Data supplied START

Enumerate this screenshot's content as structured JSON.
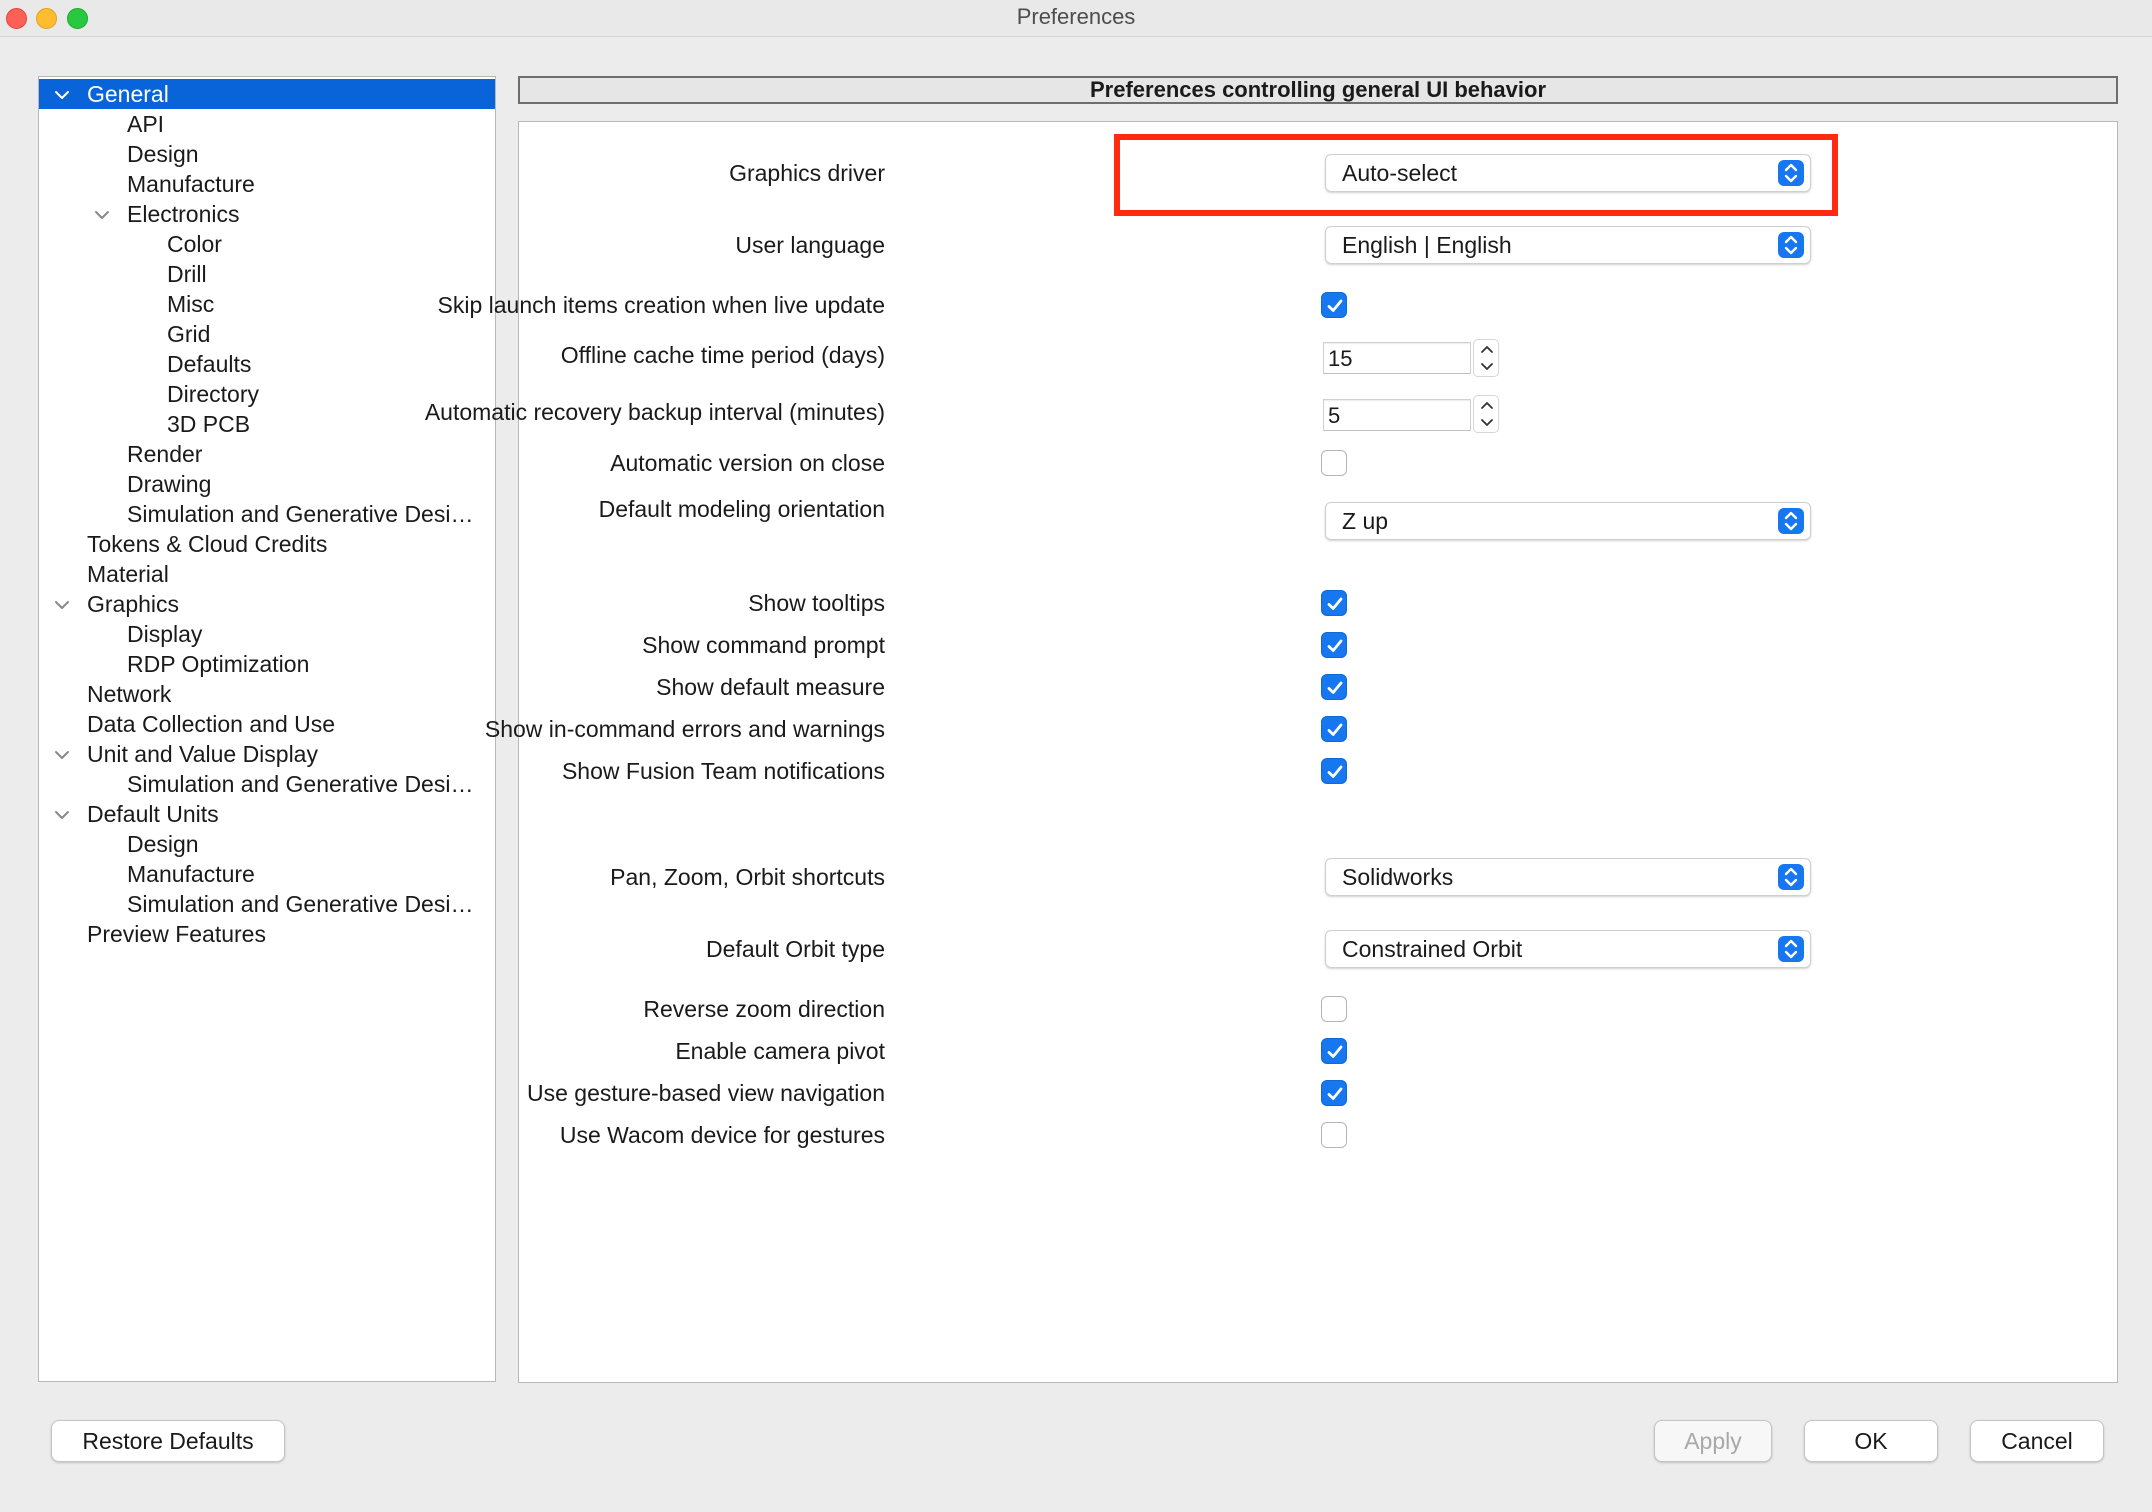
{
  "window": {
    "title": "Preferences",
    "controls": [
      "close-icon",
      "minimize-icon",
      "zoom-icon"
    ]
  },
  "tree": {
    "items": [
      {
        "label": "General",
        "level": 0,
        "expanded": true,
        "selected": true
      },
      {
        "label": "API",
        "level": 1
      },
      {
        "label": "Design",
        "level": 1
      },
      {
        "label": "Manufacture",
        "level": 1
      },
      {
        "label": "Electronics",
        "level": 1,
        "expanded": true
      },
      {
        "label": "Color",
        "level": 2
      },
      {
        "label": "Drill",
        "level": 2
      },
      {
        "label": "Misc",
        "level": 2
      },
      {
        "label": "Grid",
        "level": 2
      },
      {
        "label": "Defaults",
        "level": 2
      },
      {
        "label": "Directory",
        "level": 2
      },
      {
        "label": "3D PCB",
        "level": 2
      },
      {
        "label": "Render",
        "level": 1
      },
      {
        "label": "Drawing",
        "level": 1
      },
      {
        "label": "Simulation and Generative Desi…",
        "level": 1
      },
      {
        "label": "Tokens & Cloud Credits",
        "level": 0
      },
      {
        "label": "Material",
        "level": 0
      },
      {
        "label": "Graphics",
        "level": 0,
        "expanded": true
      },
      {
        "label": "Display",
        "level": 1
      },
      {
        "label": "RDP Optimization",
        "level": 1
      },
      {
        "label": "Network",
        "level": 0
      },
      {
        "label": "Data Collection and Use",
        "level": 0
      },
      {
        "label": "Unit and Value Display",
        "level": 0,
        "expanded": true
      },
      {
        "label": "Simulation and Generative Desi…",
        "level": 1
      },
      {
        "label": "Default Units",
        "level": 0,
        "expanded": true
      },
      {
        "label": "Design",
        "level": 1
      },
      {
        "label": "Manufacture",
        "level": 1
      },
      {
        "label": "Simulation and Generative Desi…",
        "level": 1
      },
      {
        "label": "Preview Features",
        "level": 0
      }
    ]
  },
  "panel": {
    "header": "Preferences controlling general UI behavior",
    "graphics_driver": {
      "label": "Graphics driver",
      "value": "Auto-select"
    },
    "user_language": {
      "label": "User language",
      "value": "English | English"
    },
    "skip_launch": {
      "label": "Skip launch items creation when live update",
      "checked": true
    },
    "offline_cache": {
      "label": "Offline cache time period (days)",
      "value": "15"
    },
    "recovery_interval": {
      "label": "Automatic recovery backup interval (minutes)",
      "value": "5"
    },
    "auto_version": {
      "label": "Automatic version on close",
      "checked": false
    },
    "orientation": {
      "label": "Default modeling orientation",
      "value": "Z up"
    },
    "show_tooltips": {
      "label": "Show tooltips",
      "checked": true
    },
    "show_command_prompt": {
      "label": "Show command prompt",
      "checked": true
    },
    "show_default_measure": {
      "label": "Show default measure",
      "checked": true
    },
    "show_errors": {
      "label": "Show in-command errors and warnings",
      "checked": true
    },
    "show_team_notifications": {
      "label": "Show Fusion Team notifications",
      "checked": true
    },
    "shortcuts": {
      "label": "Pan, Zoom, Orbit shortcuts",
      "value": "Solidworks"
    },
    "orbit_type": {
      "label": "Default Orbit type",
      "value": "Constrained Orbit"
    },
    "reverse_zoom": {
      "label": "Reverse zoom direction",
      "checked": false
    },
    "camera_pivot": {
      "label": "Enable camera pivot",
      "checked": true
    },
    "gesture_nav": {
      "label": "Use gesture-based view navigation",
      "checked": true
    },
    "wacom": {
      "label": "Use Wacom device for gestures",
      "checked": false
    }
  },
  "footer": {
    "restore_defaults": "Restore Defaults",
    "apply": "Apply",
    "ok": "OK",
    "cancel": "Cancel"
  },
  "colors": {
    "accent": "#1677f0",
    "selection": "#0a64d9",
    "highlight_box": "#ff2a10"
  }
}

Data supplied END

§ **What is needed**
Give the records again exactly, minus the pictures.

§ **Answer**
Enumerate this screenshot's content as structured JSON.
{
  "window": {
    "title": "Preferences",
    "controls": [
      "close-icon",
      "minimize-icon",
      "zoom-icon"
    ]
  },
  "tree": {
    "items": [
      {
        "label": "General",
        "level": 0,
        "expanded": true,
        "selected": true
      },
      {
        "label": "API",
        "level": 1
      },
      {
        "label": "Design",
        "level": 1
      },
      {
        "label": "Manufacture",
        "level": 1
      },
      {
        "label": "Electronics",
        "level": 1,
        "expanded": true
      },
      {
        "label": "Color",
        "level": 2
      },
      {
        "label": "Drill",
        "level": 2
      },
      {
        "label": "Misc",
        "level": 2
      },
      {
        "label": "Grid",
        "level": 2
      },
      {
        "label": "Defaults",
        "level": 2
      },
      {
        "label": "Directory",
        "level": 2
      },
      {
        "label": "3D PCB",
        "level": 2
      },
      {
        "label": "Render",
        "level": 1
      },
      {
        "label": "Drawing",
        "level": 1
      },
      {
        "label": "Simulation and Generative Desi…",
        "level": 1
      },
      {
        "label": "Tokens & Cloud Credits",
        "level": 0
      },
      {
        "label": "Material",
        "level": 0
      },
      {
        "label": "Graphics",
        "level": 0,
        "expanded": true
      },
      {
        "label": "Display",
        "level": 1
      },
      {
        "label": "RDP Optimization",
        "level": 1
      },
      {
        "label": "Network",
        "level": 0
      },
      {
        "label": "Data Collection and Use",
        "level": 0
      },
      {
        "label": "Unit and Value Display",
        "level": 0,
        "expanded": true
      },
      {
        "label": "Simulation and Generative Desi…",
        "level": 1
      },
      {
        "label": "Default Units",
        "level": 0,
        "expanded": true
      },
      {
        "label": "Design",
        "level": 1
      },
      {
        "label": "Manufacture",
        "level": 1
      },
      {
        "label": "Simulation and Generative Desi…",
        "level": 1
      },
      {
        "label": "Preview Features",
        "level": 0
      }
    ]
  },
  "panel": {
    "header": "Preferences controlling general UI behavior",
    "graphics_driver": {
      "label": "Graphics driver",
      "value": "Auto-select"
    },
    "user_language": {
      "label": "User language",
      "value": "English | English"
    },
    "skip_launch": {
      "label": "Skip launch items creation when live update",
      "checked": true
    },
    "offline_cache": {
      "label": "Offline cache time period (days)",
      "value": "15"
    },
    "recovery_interval": {
      "label": "Automatic recovery backup interval (minutes)",
      "value": "5"
    },
    "auto_version": {
      "label": "Automatic version on close",
      "checked": false
    },
    "orientation": {
      "label": "Default modeling orientation",
      "value": "Z up"
    },
    "show_tooltips": {
      "label": "Show tooltips",
      "checked": true
    },
    "show_command_prompt": {
      "label": "Show command prompt",
      "checked": true
    },
    "show_default_measure": {
      "label": "Show default measure",
      "checked": true
    },
    "show_errors": {
      "label": "Show in-command errors and warnings",
      "checked": true
    },
    "show_team_notifications": {
      "label": "Show Fusion Team notifications",
      "checked": true
    },
    "shortcuts": {
      "label": "Pan, Zoom, Orbit shortcuts",
      "value": "Solidworks"
    },
    "orbit_type": {
      "label": "Default Orbit type",
      "value": "Constrained Orbit"
    },
    "reverse_zoom": {
      "label": "Reverse zoom direction",
      "checked": false
    },
    "camera_pivot": {
      "label": "Enable camera pivot",
      "checked": true
    },
    "gesture_nav": {
      "label": "Use gesture-based view navigation",
      "checked": true
    },
    "wacom": {
      "label": "Use Wacom device for gestures",
      "checked": false
    }
  },
  "footer": {
    "restore_defaults": "Restore Defaults",
    "apply": "Apply",
    "ok": "OK",
    "cancel": "Cancel"
  },
  "colors": {
    "accent": "#1677f0",
    "selection": "#0a64d9",
    "highlight_box": "#ff2a10"
  }
}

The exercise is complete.